___ Supplied records ___

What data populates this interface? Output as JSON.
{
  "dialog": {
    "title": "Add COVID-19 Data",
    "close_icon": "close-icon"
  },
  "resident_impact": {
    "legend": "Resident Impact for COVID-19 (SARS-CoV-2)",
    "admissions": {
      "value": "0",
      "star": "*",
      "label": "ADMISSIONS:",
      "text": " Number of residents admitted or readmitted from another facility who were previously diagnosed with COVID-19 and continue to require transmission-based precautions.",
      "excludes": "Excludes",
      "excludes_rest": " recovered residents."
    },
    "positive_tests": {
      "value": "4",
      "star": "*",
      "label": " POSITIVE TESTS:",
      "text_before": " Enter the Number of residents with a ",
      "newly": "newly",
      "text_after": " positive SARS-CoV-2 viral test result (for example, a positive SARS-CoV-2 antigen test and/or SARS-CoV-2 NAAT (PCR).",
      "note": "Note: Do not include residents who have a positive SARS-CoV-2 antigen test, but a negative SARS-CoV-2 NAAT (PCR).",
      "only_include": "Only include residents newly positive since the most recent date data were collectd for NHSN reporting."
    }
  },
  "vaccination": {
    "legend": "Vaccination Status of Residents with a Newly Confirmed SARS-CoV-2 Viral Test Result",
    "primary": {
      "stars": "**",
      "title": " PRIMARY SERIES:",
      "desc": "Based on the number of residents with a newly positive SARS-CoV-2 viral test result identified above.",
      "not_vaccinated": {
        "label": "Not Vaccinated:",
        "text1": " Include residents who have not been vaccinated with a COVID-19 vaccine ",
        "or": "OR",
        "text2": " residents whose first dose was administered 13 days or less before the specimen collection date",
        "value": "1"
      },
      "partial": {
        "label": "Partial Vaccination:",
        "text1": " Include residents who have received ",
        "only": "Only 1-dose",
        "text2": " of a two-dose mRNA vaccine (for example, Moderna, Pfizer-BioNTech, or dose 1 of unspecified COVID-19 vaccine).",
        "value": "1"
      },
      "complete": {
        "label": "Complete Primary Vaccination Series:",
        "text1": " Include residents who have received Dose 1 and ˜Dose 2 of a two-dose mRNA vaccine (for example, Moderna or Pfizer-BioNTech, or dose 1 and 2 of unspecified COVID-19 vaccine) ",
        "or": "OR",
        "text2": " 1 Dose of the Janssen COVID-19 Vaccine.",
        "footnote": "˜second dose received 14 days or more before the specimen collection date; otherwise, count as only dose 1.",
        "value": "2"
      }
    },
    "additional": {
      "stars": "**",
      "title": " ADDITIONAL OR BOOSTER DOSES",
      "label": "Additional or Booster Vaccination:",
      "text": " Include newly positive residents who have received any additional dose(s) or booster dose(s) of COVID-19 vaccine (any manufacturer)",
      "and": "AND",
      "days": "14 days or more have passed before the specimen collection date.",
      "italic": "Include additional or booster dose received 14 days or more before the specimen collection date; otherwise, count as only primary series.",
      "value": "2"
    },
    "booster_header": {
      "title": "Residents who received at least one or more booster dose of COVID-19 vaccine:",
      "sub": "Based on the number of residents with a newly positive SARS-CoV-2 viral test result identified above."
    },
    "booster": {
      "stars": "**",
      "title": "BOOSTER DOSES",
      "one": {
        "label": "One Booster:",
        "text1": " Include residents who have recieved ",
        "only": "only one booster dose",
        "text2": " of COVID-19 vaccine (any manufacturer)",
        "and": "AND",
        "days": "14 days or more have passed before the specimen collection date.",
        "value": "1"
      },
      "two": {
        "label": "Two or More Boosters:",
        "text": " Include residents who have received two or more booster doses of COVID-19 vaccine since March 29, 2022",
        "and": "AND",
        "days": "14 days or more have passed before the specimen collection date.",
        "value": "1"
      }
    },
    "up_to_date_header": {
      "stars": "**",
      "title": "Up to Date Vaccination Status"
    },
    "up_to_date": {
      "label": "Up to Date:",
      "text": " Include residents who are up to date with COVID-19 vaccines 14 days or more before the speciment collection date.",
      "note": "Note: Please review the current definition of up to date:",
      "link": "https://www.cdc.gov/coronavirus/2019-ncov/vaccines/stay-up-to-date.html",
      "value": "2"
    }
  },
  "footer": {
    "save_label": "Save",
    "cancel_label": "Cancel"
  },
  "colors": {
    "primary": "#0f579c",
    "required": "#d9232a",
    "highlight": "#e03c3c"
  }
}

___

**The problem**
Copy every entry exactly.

**Your response**
What data populates this interface? Output as JSON.
{
  "dialog": {
    "title": "Add COVID-19 Data",
    "close_icon": "close-icon"
  },
  "resident_impact": {
    "legend": "Resident Impact for COVID-19 (SARS-CoV-2)",
    "admissions": {
      "value": "0",
      "star": "*",
      "label": "ADMISSIONS:",
      "text": " Number of residents admitted or readmitted from another facility who were previously diagnosed with COVID-19 and continue to require transmission-based precautions.",
      "excludes": "Excludes",
      "excludes_rest": " recovered residents."
    },
    "positive_tests": {
      "value": "4",
      "star": "*",
      "label": " POSITIVE TESTS:",
      "text_before": " Enter the Number of residents with a ",
      "newly": "newly",
      "text_after": " positive SARS-CoV-2 viral test result (for example, a positive SARS-CoV-2 antigen test and/or SARS-CoV-2 NAAT (PCR).",
      "note": "Note: Do not include residents who have a positive SARS-CoV-2 antigen test, but a negative SARS-CoV-2 NAAT (PCR).",
      "only_include": "Only include residents newly positive since the most recent date data were collectd for NHSN reporting."
    }
  },
  "vaccination": {
    "legend": "Vaccination Status of Residents with a Newly Confirmed SARS-CoV-2 Viral Test Result",
    "primary": {
      "stars": "**",
      "title": " PRIMARY SERIES:",
      "desc": "Based on the number of residents with a newly positive SARS-CoV-2 viral test result identified above.",
      "not_vaccinated": {
        "label": "Not Vaccinated:",
        "text1": " Include residents who have not been vaccinated with a COVID-19 vaccine ",
        "or": "OR",
        "text2": " residents whose first dose was administered 13 days or less before the specimen collection date",
        "value": "1"
      },
      "partial": {
        "label": "Partial Vaccination:",
        "text1": " Include residents who have received ",
        "only": "Only 1-dose",
        "text2": " of a two-dose mRNA vaccine (for example, Moderna, Pfizer-BioNTech, or dose 1 of unspecified COVID-19 vaccine).",
        "value": "1"
      },
      "complete": {
        "label": "Complete Primary Vaccination Series:",
        "text1": " Include residents who have received Dose 1 and ˜Dose 2 of a two-dose mRNA vaccine (for example, Moderna or Pfizer-BioNTech, or dose 1 and 2 of unspecified COVID-19 vaccine) ",
        "or": "OR",
        "text2": " 1 Dose of the Janssen COVID-19 Vaccine.",
        "footnote": "˜second dose received 14 days or more before the specimen collection date; otherwise, count as only dose 1.",
        "value": "2"
      }
    },
    "additional": {
      "stars": "**",
      "title": " ADDITIONAL OR BOOSTER DOSES",
      "label": "Additional or Booster Vaccination:",
      "text": " Include newly positive residents who have received any additional dose(s) or booster dose(s) of COVID-19 vaccine (any manufacturer)",
      "and": "AND",
      "days": "14 days or more have passed before the specimen collection date.",
      "italic": "Include additional or booster dose received 14 days or more before the specimen collection date; otherwise, count as only primary series.",
      "value": "2"
    },
    "booster_header": {
      "title": "Residents who received at least one or more booster dose of COVID-19 vaccine:",
      "sub": "Based on the number of residents with a newly positive SARS-CoV-2 viral test result identified above."
    },
    "booster": {
      "stars": "**",
      "title": "BOOSTER DOSES",
      "one": {
        "label": "One Booster:",
        "text1": " Include residents who have recieved ",
        "only": "only one booster dose",
        "text2": " of COVID-19 vaccine (any manufacturer)",
        "and": "AND",
        "days": "14 days or more have passed before the specimen collection date.",
        "value": "1"
      },
      "two": {
        "label": "Two or More Boosters:",
        "text": " Include residents who have received two or more booster doses of COVID-19 vaccine since March 29, 2022",
        "and": "AND",
        "days": "14 days or more have passed before the specimen collection date.",
        "value": "1"
      }
    },
    "up_to_date_header": {
      "stars": "**",
      "title": "Up to Date Vaccination Status"
    },
    "up_to_date": {
      "label": "Up to Date:",
      "text": " Include residents who are up to date with COVID-19 vaccines 14 days or more before the speciment collection date.",
      "note": "Note: Please review the current definition of up to date:",
      "link": "https://www.cdc.gov/coronavirus/2019-ncov/vaccines/stay-up-to-date.html",
      "value": "2"
    }
  },
  "footer": {
    "save_label": "Save",
    "cancel_label": "Cancel"
  },
  "colors": {
    "primary": "#0f579c",
    "required": "#d9232a",
    "highlight": "#e03c3c"
  }
}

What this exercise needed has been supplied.